RegeneRx Focuses Immediate Clinical Development on Dry Eye Indication with RGN-259, Provides Update on AMI Phase 2 Study Clinical Hold
ROCKVILLE, Md.--(BUSINESS WIRE)--RegeneRx Biopharmaceuticals, Inc. (OTC Bulletin Board: RGRX) (“the Company” or “RegeneRx”) announced today that it has shifted its near-term clinical development focus to RGN-259, its preservative-free topical eye drop, for the treatment of symptomatic dry eye. This reprioritization of the Company’s product pipeline is primarily due to recently announced data supporting the development of RGN-259 for this indication.
In two studies evaluating RGN-259 to treat symptomatic dry eye induced in mice, RGN-259 resulted in statistically significant improvement of corneal healing compared with negative and positive controls. Previous studies in animal models have also shown the ability of RGN-259 to repair the cornea after chemical damage. Following these animal data, and in conjunction with previously reported human clinical data, RegeneRx is expediting its ophthalmic clinical program and is planning a Phase 2 clinical trial in patients with dry eye that will be designed to measure the safety and efficacy of RGN-259 in this indication. This will be in addition to a physician-sponsored clinical trial in patients with dry eye that is currently being supported by RegeneRx in the form of manufacturing and regulatory and clinical guidance.

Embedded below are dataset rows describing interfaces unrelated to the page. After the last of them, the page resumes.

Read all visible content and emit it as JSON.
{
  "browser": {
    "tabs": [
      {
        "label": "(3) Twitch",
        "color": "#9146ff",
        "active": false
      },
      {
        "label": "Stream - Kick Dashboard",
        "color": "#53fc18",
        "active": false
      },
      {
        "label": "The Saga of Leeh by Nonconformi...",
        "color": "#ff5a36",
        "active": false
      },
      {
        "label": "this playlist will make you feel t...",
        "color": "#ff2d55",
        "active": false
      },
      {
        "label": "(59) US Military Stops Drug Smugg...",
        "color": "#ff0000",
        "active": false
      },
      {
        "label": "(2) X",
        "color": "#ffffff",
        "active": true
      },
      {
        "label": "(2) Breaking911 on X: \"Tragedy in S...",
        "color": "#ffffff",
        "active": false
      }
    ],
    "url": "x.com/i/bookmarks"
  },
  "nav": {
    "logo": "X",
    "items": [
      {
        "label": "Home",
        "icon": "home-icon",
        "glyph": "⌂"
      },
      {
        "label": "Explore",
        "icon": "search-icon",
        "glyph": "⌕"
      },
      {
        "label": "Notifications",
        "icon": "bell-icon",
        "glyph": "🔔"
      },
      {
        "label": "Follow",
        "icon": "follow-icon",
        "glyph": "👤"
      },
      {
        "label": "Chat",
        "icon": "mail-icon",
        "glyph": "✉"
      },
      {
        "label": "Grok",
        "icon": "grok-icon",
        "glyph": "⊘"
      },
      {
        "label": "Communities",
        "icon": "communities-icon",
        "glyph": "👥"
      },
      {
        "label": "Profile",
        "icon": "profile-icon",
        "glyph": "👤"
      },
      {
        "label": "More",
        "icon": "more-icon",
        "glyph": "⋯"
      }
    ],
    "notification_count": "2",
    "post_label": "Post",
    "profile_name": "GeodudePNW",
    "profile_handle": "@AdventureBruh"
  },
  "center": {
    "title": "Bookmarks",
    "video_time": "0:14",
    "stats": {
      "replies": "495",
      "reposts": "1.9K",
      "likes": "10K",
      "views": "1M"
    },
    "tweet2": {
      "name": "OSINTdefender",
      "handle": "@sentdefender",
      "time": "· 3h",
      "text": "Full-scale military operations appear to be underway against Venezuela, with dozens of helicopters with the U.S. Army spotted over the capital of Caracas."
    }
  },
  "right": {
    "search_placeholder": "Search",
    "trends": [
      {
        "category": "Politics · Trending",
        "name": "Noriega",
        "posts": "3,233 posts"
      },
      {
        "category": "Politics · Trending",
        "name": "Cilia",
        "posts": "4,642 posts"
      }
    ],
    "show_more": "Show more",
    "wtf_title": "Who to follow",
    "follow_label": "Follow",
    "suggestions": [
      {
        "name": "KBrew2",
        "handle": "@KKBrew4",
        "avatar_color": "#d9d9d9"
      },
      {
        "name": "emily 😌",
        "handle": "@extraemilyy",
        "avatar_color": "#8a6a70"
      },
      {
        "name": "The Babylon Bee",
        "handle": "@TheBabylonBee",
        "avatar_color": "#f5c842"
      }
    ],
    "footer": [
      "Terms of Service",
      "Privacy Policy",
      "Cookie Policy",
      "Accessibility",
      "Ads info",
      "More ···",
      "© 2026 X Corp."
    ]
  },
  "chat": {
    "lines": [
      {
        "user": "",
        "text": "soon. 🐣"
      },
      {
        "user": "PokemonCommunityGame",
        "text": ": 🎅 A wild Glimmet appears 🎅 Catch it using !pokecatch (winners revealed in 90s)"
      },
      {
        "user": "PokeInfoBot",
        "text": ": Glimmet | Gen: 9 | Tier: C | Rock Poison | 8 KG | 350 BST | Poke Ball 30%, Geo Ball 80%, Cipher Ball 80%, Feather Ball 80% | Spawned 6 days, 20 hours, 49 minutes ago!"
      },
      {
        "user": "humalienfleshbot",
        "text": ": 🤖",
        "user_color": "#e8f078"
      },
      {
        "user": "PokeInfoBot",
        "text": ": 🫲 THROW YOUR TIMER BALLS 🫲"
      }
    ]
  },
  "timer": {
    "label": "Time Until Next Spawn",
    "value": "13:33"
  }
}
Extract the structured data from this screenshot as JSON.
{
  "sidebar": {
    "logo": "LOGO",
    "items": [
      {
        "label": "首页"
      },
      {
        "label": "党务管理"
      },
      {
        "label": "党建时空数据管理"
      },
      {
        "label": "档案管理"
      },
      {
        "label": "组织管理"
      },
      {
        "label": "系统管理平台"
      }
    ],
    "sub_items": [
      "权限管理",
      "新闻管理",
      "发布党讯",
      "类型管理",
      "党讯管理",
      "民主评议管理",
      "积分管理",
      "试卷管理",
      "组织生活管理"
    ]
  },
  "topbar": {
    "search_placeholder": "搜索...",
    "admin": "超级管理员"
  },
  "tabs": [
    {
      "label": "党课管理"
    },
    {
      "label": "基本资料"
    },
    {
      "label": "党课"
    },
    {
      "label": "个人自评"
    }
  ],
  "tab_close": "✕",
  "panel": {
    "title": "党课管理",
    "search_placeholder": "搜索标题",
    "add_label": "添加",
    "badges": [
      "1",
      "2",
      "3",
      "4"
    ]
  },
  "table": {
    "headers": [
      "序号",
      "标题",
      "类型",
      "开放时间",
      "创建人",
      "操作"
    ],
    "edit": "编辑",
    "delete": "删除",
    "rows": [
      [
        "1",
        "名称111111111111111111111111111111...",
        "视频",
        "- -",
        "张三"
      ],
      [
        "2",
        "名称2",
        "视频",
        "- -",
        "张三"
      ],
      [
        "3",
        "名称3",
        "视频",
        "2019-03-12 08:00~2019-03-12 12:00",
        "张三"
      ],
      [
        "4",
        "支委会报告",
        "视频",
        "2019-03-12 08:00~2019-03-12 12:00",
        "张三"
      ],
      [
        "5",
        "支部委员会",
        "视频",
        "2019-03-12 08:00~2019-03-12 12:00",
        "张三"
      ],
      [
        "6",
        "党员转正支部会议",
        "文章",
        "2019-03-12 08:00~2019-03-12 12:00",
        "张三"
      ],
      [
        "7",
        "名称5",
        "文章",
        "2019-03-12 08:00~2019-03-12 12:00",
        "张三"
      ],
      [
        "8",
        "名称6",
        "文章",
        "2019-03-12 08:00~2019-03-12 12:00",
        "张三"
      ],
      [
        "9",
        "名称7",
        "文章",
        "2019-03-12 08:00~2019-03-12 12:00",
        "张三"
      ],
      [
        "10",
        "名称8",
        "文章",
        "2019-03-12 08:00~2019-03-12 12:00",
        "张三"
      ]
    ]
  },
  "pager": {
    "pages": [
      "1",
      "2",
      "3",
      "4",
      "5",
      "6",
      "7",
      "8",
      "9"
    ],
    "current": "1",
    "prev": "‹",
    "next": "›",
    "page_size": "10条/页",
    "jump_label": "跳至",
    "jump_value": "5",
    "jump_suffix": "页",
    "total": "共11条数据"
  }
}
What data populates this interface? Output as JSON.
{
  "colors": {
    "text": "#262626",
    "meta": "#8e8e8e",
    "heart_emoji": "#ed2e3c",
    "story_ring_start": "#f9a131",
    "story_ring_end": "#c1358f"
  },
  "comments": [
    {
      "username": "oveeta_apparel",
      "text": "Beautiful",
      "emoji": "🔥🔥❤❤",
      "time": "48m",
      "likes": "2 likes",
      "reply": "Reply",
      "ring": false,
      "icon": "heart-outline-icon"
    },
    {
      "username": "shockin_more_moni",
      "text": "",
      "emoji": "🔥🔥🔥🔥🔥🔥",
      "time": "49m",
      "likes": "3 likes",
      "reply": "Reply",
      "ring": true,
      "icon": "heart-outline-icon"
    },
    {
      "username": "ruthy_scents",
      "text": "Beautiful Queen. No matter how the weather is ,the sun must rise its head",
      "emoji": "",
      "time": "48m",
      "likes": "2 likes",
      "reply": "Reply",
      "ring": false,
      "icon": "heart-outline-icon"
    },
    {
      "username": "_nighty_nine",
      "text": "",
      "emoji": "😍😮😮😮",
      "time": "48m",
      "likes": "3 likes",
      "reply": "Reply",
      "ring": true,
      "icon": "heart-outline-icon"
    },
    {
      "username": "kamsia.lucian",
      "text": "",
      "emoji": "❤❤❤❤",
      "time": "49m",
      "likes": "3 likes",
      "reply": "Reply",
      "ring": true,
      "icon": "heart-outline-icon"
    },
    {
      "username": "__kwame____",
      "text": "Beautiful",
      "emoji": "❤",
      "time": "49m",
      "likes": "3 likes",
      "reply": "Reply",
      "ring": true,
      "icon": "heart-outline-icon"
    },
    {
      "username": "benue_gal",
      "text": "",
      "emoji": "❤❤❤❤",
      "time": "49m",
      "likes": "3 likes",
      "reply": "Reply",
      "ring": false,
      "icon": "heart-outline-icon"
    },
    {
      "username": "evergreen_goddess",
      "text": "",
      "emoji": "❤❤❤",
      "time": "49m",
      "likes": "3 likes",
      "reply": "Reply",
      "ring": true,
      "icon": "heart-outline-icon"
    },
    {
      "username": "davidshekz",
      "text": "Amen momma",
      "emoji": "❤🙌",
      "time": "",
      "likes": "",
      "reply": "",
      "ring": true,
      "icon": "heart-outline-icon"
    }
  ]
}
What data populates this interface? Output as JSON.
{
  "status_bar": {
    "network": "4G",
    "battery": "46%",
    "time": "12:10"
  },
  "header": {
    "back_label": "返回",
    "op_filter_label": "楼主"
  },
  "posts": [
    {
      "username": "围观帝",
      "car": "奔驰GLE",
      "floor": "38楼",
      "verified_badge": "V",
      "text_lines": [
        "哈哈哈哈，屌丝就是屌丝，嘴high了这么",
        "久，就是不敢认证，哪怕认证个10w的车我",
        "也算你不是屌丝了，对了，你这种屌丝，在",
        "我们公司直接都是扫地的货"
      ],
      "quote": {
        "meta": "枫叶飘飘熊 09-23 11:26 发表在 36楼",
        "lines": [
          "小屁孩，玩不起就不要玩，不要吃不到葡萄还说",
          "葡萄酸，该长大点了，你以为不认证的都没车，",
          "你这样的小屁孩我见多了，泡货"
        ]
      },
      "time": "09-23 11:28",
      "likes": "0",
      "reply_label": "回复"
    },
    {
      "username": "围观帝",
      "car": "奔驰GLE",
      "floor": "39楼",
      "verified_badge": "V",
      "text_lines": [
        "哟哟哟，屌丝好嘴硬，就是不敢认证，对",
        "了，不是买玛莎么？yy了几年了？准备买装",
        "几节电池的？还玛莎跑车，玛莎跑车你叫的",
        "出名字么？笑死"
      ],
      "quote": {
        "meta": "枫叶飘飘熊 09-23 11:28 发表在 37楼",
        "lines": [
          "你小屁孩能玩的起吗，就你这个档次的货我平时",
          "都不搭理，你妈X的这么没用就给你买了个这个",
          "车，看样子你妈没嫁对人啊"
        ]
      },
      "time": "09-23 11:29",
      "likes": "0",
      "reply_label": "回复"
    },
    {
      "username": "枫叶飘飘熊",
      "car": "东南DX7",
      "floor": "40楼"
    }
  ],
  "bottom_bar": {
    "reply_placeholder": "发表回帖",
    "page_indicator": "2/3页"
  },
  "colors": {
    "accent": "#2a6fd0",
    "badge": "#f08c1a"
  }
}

The Company’s decision to refocus its development efforts on dry eye also results from uncertainty caused by the previously announced clinical hold of the Company’s Phase 2 clinical trial with its RGN-352 product candidate for patients who have experienced an acute myocardial infarction (AMI), commonly known as heart attack. As previously reported, this trial has been placed on clinical hold by the U.S. Food and Drug Administration (FDA) due to current good manufacturing practice (cGMP) compliance issues at one of the Company’s contract manufacturers. While RegeneRx seeks to resolve the compliance issues with the FDA and its manufacturer, the Company cannot predict how long the trial will be on clinical hold. If the FDA were to require re-manufacture of either RGN-352 or placebo for the trial, it would significantly delay enrollment and would require RegeneRx to bear substantial additional cost associated with the trial.
“Because of the new positive data that complement our earlier human and animal ophthalmic data, the relatively short timeframe in which we believe we can generate human dry eye data in a Phase 2 trial, and the significantly reduced cost as compared with the Phase 2 AMI trial, we believe it is in the best interest of the Company and our stockholders to place our highest priority on the clinical development of RGN-259. We are fortunate to have several drug candidates in development and the ability to quickly reprioritize our clinical focus,” stated J.J. Finkelstein, RegeneRx’s president and chief executive officer.